== Data for review ==
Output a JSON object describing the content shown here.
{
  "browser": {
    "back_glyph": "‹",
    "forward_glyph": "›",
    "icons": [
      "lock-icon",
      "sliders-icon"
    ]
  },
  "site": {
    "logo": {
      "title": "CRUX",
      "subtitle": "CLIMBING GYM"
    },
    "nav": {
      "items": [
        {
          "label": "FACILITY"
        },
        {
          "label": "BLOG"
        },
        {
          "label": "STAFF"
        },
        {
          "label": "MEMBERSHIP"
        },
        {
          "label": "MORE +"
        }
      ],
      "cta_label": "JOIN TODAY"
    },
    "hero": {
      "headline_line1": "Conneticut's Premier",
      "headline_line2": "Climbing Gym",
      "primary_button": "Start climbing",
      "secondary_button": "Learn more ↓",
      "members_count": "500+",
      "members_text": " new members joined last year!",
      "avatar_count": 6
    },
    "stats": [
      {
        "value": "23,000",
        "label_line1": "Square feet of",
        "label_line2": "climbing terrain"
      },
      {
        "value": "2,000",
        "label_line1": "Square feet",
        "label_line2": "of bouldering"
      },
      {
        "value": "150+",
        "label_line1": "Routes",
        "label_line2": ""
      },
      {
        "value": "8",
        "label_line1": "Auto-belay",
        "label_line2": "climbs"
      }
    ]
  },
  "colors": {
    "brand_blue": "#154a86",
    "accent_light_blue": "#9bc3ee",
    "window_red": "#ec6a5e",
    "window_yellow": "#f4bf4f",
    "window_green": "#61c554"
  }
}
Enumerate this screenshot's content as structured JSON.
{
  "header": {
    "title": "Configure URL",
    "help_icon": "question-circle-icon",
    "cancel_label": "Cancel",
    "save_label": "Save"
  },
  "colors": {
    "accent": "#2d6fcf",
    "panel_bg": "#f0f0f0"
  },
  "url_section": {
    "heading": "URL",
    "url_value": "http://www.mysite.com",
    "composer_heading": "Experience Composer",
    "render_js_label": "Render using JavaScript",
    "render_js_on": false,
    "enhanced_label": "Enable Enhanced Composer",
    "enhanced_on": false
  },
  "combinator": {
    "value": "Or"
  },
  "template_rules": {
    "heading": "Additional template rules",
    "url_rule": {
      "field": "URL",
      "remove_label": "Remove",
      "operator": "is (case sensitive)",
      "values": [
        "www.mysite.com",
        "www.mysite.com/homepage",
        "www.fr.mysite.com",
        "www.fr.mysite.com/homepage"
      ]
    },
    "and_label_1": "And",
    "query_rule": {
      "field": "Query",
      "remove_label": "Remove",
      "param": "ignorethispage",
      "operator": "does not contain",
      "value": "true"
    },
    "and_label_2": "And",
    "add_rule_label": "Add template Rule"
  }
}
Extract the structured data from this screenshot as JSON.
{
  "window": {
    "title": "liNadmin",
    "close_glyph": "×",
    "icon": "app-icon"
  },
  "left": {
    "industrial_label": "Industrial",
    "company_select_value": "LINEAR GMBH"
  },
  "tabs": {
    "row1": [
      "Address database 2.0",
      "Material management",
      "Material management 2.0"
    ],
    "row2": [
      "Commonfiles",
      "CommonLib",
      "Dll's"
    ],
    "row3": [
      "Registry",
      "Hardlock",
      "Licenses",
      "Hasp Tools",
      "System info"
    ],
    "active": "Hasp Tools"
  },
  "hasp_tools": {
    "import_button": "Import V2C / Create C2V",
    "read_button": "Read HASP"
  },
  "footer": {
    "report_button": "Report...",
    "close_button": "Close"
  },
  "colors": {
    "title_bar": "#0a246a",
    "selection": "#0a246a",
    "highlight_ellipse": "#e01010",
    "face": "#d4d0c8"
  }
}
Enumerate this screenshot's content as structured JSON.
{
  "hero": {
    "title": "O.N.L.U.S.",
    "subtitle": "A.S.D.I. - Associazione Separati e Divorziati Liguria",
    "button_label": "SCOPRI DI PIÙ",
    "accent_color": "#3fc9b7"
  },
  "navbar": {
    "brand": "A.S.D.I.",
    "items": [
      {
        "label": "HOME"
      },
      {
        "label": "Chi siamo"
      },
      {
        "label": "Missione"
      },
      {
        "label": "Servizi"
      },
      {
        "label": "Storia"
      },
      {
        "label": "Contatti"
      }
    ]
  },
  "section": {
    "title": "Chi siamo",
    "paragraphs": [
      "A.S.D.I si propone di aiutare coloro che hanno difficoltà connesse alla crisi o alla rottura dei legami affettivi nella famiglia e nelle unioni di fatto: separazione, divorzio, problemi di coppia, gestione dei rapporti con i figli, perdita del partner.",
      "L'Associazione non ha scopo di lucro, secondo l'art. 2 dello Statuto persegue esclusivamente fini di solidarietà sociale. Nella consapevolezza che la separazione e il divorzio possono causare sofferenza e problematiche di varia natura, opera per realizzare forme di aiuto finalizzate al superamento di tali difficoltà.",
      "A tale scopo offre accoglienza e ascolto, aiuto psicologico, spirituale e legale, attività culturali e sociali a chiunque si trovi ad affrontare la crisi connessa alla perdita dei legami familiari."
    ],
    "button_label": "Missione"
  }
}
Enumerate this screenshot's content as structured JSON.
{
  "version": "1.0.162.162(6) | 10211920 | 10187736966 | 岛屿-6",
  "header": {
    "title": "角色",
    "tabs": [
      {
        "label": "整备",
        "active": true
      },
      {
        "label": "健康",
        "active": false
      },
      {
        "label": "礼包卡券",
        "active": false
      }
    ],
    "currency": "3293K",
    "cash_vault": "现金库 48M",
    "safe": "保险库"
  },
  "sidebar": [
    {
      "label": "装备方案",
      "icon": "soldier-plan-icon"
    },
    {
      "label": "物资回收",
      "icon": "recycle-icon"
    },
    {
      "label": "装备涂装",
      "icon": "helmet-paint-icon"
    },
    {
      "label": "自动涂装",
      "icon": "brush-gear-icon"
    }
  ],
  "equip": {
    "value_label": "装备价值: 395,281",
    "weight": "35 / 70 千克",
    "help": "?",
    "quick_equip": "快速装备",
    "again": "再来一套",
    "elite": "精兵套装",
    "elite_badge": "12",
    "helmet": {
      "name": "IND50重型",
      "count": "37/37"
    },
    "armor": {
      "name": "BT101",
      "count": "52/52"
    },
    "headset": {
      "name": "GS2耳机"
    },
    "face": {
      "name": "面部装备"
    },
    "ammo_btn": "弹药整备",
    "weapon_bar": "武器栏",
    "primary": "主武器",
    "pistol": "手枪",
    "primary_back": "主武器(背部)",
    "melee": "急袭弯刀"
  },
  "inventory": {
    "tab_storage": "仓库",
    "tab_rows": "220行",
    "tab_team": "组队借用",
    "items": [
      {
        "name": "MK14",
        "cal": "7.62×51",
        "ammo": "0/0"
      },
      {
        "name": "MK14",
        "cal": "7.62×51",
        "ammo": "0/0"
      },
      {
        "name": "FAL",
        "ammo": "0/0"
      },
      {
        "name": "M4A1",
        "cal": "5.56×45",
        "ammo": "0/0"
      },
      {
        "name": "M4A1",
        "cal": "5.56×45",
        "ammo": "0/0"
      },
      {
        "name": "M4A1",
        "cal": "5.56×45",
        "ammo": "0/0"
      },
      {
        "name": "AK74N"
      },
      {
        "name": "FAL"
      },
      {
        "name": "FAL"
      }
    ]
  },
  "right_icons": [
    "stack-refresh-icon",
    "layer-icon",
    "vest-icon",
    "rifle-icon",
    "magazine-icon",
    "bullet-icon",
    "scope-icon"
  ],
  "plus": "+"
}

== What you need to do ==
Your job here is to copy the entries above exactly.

== Answer below ==
Output a JSON object describing the content shown here.
{
  "browser": {
    "back_glyph": "‹",
    "forward_glyph": "›",
    "icons": [
      "lock-icon",
      "sliders-icon"
    ]
  },
  "site": {
    "logo": {
      "title": "CRUX",
      "subtitle": "CLIMBING GYM"
    },
    "nav": {
      "items": [
        {
          "label": "FACILITY"
        },
        {
          "label": "BLOG"
        },
        {
          "label": "STAFF"
        },
        {
          "label": "MEMBERSHIP"
        },
        {
          "label": "MORE +"
        }
      ],
      "cta_label": "JOIN TODAY"
    },
    "hero": {
      "headline_line1": "Conneticut's Premier",
      "headline_line2": "Climbing Gym",
      "primary_button": "Start climbing",
      "secondary_button": "Learn more ↓",
      "members_count": "500+",
      "members_text": " new members joined last year!",
      "avatar_count": 6
    },
    "stats": [
      {
        "value": "23,000",
        "label_line1": "Square feet of",
        "label_line2": "climbing terrain"
      },
      {
        "value": "2,000",
        "label_line1": "Square feet",
        "label_line2": "of bouldering"
      },
      {
        "value": "150+",
        "label_line1": "Routes",
        "label_line2": ""
      },
      {
        "value": "8",
        "label_line1": "Auto-belay",
        "label_line2": "climbs"
      }
    ]
  },
  "colors": {
    "brand_blue": "#154a86",
    "accent_light_blue": "#9bc3ee",
    "window_red": "#ec6a5e",
    "window_yellow": "#f4bf4f",
    "window_green": "#61c554"
  }
}
Enumerate this screenshot's content as structured JSON.
{
  "header": {
    "title": "Configure URL",
    "help_icon": "question-circle-icon",
    "cancel_label": "Cancel",
    "save_label": "Save"
  },
  "colors": {
    "accent": "#2d6fcf",
    "panel_bg": "#f0f0f0"
  },
  "url_section": {
    "heading": "URL",
    "url_value": "http://www.mysite.com",
    "composer_heading": "Experience Composer",
    "render_js_label": "Render using JavaScript",
    "render_js_on": false,
    "enhanced_label": "Enable Enhanced Composer",
    "enhanced_on": false
  },
  "combinator": {
    "value": "Or"
  },
  "template_rules": {
    "heading": "Additional template rules",
    "url_rule": {
      "field": "URL",
      "remove_label": "Remove",
      "operator": "is (case sensitive)",
      "values": [
        "www.mysite.com",
        "www.mysite.com/homepage",
        "www.fr.mysite.com",
        "www.fr.mysite.com/homepage"
      ]
    },
    "and_label_1": "And",
    "query_rule": {
      "field": "Query",
      "remove_label": "Remove",
      "param": "ignorethispage",
      "operator": "does not contain",
      "value": "true"
    },
    "and_label_2": "And",
    "add_rule_label": "Add template Rule"
  }
}
Extract the structured data from this screenshot as JSON.
{
  "window": {
    "title": "liNadmin",
    "close_glyph": "×",
    "icon": "app-icon"
  },
  "left": {
    "industrial_label": "Industrial",
    "company_select_value": "LINEAR GMBH"
  },
  "tabs": {
    "row1": [
      "Address database 2.0",
      "Material management",
      "Material management 2.0"
    ],
    "row2": [
      "Commonfiles",
      "CommonLib",
      "Dll's"
    ],
    "row3": [
      "Registry",
      "Hardlock",
      "Licenses",
      "Hasp Tools",
      "System info"
    ],
    "active": "Hasp Tools"
  },
  "hasp_tools": {
    "import_button": "Import V2C / Create C2V",
    "read_button": "Read HASP"
  },
  "footer": {
    "report_button": "Report...",
    "close_button": "Close"
  },
  "colors": {
    "title_bar": "#0a246a",
    "selection": "#0a246a",
    "highlight_ellipse": "#e01010",
    "face": "#d4d0c8"
  }
}
Enumerate this screenshot's content as structured JSON.
{
  "hero": {
    "title": "O.N.L.U.S.",
    "subtitle": "A.S.D.I. - Associazione Separati e Divorziati Liguria",
    "button_label": "SCOPRI DI PIÙ",
    "accent_color": "#3fc9b7"
  },
  "navbar": {
    "brand": "A.S.D.I.",
    "items": [
      {
        "label": "HOME"
      },
      {
        "label": "Chi siamo"
      },
      {
        "label": "Missione"
      },
      {
        "label": "Servizi"
      },
      {
        "label": "Storia"
      },
      {
        "label": "Contatti"
      }
    ]
  },
  "section": {
    "title": "Chi siamo",
    "paragraphs": [
      "A.S.D.I si propone di aiutare coloro che hanno difficoltà connesse alla crisi o alla rottura dei legami affettivi nella famiglia e nelle unioni di fatto: separazione, divorzio, problemi di coppia, gestione dei rapporti con i figli, perdita del partner.",
      "L'Associazione non ha scopo di lucro, secondo l'art. 2 dello Statuto persegue esclusivamente fini di solidarietà sociale. Nella consapevolezza che la separazione e il divorzio possono causare sofferenza e problematiche di varia natura, opera per realizzare forme di aiuto finalizzate al superamento di tali difficoltà.",
      "A tale scopo offre accoglienza e ascolto, aiuto psicologico, spirituale e legale, attività culturali e sociali a chiunque si trovi ad affrontare la crisi connessa alla perdita dei legami familiari."
    ],
    "button_label": "Missione"
  }
}
Enumerate this screenshot's content as structured JSON.
{
  "version": "1.0.162.162(6) | 10211920 | 10187736966 | 岛屿-6",
  "header": {
    "title": "角色",
    "tabs": [
      {
        "label": "整备",
        "active": true
      },
      {
        "label": "健康",
        "active": false
      },
      {
        "label": "礼包卡券",
        "active": false
      }
    ],
    "currency": "3293K",
    "cash_vault": "现金库 48M",
    "safe": "保险库"
  },
  "sidebar": [
    {
      "label": "装备方案",
      "icon": "soldier-plan-icon"
    },
    {
      "label": "物资回收",
      "icon": "recycle-icon"
    },
    {
      "label": "装备涂装",
      "icon": "helmet-paint-icon"
    },
    {
      "label": "自动涂装",
      "icon": "brush-gear-icon"
    }
  ],
  "equip": {
    "value_label": "装备价值: 395,281",
    "weight": "35 / 70 千克",
    "help": "?",
    "quick_equip": "快速装备",
    "again": "再来一套",
    "elite": "精兵套装",
    "elite_badge": "12",
    "helmet": {
      "name": "IND50重型",
      "count": "37/37"
    },
    "armor": {
      "name": "BT101",
      "count": "52/52"
    },
    "headset": {
      "name": "GS2耳机"
    },
    "face": {
      "name": "面部装备"
    },
    "ammo_btn": "弹药整备",
    "weapon_bar": "武器栏",
    "primary": "主武器",
    "pistol": "手枪",
    "primary_back": "主武器(背部)",
    "melee": "急袭弯刀"
  },
  "inventory": {
    "tab_storage": "仓库",
    "tab_rows": "220行",
    "tab_team": "组队借用",
    "items": [
      {
        "name": "MK14",
        "cal": "7.62×51",
        "ammo": "0/0"
      },
      {
        "name": "MK14",
        "cal": "7.62×51",
        "ammo": "0/0"
      },
      {
        "name": "FAL",
        "ammo": "0/0"
      },
      {
        "name": "M4A1",
        "cal": "5.56×45",
        "ammo": "0/0"
      },
      {
        "name": "M4A1",
        "cal": "5.56×45",
        "ammo": "0/0"
      },
      {
        "name": "M4A1",
        "cal": "5.56×45",
        "ammo": "0/0"
      },
      {
        "name": "AK74N"
      },
      {
        "name": "FAL"
      },
      {
        "name": "FAL"
      }
    ]
  },
  "right_icons": [
    "stack-refresh-icon",
    "layer-icon",
    "vest-icon",
    "rifle-icon",
    "magazine-icon",
    "bullet-icon",
    "scope-icon"
  ],
  "plus": "+"
}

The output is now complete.